Start of Records provided

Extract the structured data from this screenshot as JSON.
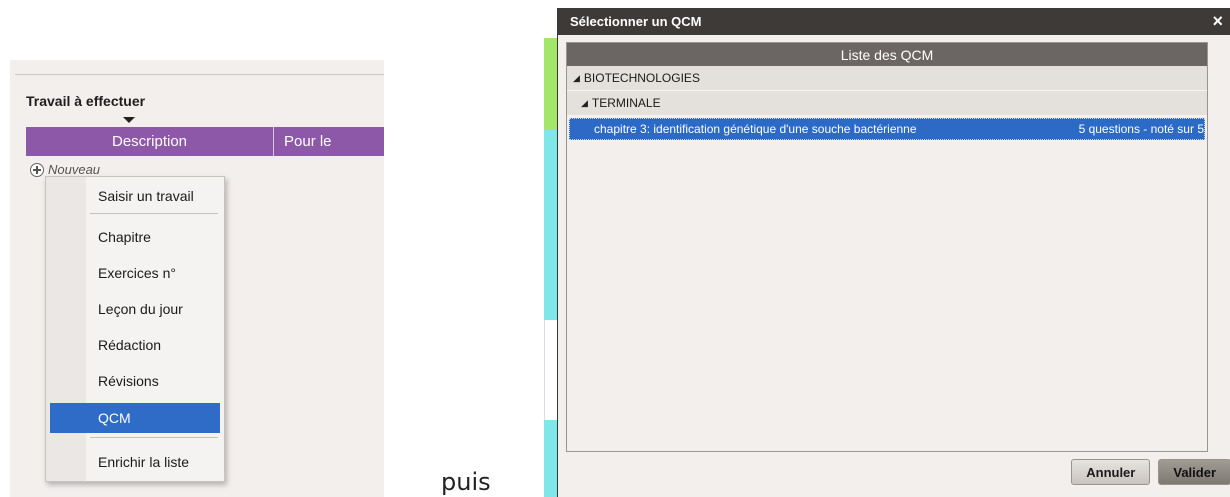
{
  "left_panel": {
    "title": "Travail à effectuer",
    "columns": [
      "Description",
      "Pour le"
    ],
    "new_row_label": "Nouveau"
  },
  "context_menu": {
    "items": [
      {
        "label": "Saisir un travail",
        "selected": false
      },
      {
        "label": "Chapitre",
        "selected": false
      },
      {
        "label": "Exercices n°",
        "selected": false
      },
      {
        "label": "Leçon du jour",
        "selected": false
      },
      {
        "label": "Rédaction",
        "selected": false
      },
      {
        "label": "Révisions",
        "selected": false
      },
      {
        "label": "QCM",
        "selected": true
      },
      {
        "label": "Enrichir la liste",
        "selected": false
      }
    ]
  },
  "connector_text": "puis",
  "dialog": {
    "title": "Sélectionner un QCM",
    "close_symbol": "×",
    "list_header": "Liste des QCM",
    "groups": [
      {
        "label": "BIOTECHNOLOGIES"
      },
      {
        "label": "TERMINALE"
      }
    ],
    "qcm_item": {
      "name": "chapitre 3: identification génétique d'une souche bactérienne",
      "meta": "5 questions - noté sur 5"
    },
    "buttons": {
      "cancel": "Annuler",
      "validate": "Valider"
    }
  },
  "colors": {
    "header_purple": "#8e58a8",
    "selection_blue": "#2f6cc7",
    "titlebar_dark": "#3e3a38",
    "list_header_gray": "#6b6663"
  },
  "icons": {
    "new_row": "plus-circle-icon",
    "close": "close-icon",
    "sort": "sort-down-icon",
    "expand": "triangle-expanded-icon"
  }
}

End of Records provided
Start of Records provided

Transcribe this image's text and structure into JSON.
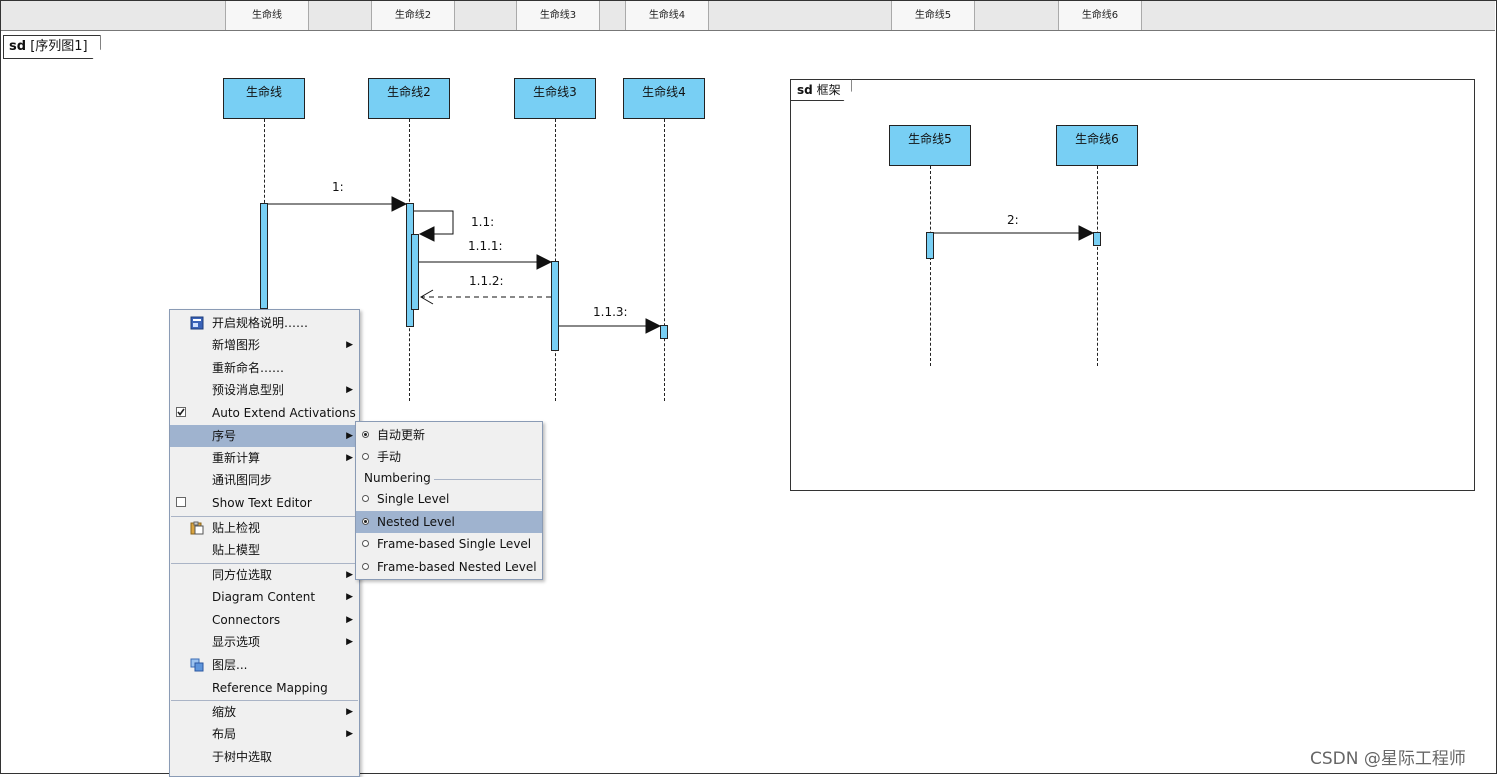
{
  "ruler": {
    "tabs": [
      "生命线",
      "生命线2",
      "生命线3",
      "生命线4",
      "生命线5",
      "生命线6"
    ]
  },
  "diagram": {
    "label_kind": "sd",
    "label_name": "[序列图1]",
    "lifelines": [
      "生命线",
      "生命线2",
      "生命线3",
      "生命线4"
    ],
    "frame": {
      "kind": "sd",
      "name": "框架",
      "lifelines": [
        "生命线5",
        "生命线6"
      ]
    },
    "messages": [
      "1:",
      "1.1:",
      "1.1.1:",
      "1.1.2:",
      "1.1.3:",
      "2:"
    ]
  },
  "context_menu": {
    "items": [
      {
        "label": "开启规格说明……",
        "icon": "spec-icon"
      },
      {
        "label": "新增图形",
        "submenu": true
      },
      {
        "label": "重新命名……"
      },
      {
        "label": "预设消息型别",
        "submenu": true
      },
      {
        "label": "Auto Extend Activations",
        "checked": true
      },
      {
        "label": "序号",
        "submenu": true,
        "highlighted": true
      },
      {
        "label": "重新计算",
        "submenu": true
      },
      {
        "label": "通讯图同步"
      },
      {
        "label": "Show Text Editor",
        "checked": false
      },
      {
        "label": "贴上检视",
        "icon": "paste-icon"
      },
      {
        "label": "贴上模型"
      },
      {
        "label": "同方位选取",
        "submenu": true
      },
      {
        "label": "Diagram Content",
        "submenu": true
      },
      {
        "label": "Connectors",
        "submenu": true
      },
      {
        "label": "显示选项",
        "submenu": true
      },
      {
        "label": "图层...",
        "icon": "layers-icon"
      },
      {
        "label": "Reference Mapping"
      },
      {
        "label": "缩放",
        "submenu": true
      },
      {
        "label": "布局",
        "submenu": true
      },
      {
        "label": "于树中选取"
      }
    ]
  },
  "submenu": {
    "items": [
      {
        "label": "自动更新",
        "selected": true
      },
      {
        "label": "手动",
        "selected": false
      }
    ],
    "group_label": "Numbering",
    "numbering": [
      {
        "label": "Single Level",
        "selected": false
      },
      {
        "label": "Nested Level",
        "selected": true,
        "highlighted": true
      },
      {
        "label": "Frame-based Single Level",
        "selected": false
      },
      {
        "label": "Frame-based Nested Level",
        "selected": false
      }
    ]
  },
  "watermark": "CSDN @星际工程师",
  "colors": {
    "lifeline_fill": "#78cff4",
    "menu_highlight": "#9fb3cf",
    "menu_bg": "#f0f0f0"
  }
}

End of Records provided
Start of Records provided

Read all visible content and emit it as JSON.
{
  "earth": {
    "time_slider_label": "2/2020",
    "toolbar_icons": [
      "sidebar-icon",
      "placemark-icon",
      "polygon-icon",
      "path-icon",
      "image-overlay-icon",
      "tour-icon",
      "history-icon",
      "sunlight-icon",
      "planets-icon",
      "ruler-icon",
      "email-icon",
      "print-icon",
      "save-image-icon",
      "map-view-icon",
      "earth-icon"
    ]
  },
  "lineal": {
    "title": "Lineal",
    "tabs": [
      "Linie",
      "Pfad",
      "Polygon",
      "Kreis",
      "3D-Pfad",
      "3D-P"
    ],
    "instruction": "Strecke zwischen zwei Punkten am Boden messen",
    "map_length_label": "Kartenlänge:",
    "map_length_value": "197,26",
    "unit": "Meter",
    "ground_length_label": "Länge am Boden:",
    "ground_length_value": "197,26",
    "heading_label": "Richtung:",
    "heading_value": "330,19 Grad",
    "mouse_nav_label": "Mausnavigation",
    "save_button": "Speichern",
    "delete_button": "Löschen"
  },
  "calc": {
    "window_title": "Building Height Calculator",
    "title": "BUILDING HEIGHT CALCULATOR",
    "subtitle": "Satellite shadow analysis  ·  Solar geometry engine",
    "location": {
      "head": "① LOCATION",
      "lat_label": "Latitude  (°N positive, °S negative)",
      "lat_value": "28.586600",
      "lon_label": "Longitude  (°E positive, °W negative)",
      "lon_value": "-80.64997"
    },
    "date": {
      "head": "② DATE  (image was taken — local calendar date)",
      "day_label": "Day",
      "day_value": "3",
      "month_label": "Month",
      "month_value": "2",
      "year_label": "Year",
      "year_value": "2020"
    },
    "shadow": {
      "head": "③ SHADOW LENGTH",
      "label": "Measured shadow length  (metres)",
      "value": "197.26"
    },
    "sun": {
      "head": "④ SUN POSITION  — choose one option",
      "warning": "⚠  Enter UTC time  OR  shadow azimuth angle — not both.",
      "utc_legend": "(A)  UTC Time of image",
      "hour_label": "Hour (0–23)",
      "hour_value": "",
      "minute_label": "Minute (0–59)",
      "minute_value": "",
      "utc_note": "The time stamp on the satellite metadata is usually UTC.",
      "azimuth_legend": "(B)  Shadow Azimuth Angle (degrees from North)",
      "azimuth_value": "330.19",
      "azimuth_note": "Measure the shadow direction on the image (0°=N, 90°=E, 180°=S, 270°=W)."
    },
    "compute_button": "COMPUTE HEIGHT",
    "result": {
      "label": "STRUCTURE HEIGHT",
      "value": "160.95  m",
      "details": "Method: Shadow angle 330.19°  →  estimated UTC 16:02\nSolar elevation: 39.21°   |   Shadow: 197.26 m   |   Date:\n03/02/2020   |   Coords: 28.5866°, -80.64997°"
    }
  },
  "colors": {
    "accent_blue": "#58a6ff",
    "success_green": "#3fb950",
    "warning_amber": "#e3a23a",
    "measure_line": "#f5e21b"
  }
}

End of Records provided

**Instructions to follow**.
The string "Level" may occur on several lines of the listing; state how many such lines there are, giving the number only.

**Solved exercise**.
4